## TASK REQUIREMENTS
Copy each line below that contains "icon".

(Interface dataset entries)

──────────────────────────────

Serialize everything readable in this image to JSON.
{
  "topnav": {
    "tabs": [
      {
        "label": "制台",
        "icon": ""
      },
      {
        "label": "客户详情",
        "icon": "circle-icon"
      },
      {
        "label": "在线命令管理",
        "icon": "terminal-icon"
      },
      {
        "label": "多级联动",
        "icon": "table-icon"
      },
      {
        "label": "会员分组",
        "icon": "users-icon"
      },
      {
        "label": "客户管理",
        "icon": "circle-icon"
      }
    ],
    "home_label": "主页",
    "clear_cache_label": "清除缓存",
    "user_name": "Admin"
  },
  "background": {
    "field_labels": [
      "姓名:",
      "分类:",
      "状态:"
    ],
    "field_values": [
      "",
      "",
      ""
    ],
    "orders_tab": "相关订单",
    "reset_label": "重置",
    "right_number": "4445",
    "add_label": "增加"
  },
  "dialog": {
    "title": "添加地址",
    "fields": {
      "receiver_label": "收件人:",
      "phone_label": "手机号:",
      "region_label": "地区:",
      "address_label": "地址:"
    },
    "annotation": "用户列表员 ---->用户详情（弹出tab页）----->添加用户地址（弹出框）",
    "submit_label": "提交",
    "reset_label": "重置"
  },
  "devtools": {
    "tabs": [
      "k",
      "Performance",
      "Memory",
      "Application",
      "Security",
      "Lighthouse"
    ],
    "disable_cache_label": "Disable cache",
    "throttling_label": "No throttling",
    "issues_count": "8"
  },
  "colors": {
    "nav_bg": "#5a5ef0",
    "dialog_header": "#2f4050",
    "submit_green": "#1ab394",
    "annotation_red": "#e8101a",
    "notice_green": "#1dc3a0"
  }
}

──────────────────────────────

## ANSWER FOR THE TASK
        "icon": ""
        "icon": "circle-icon"
        "icon": "terminal-icon"
        "icon": "table-icon"
        "icon": "users-icon"
        "icon": "circle-icon"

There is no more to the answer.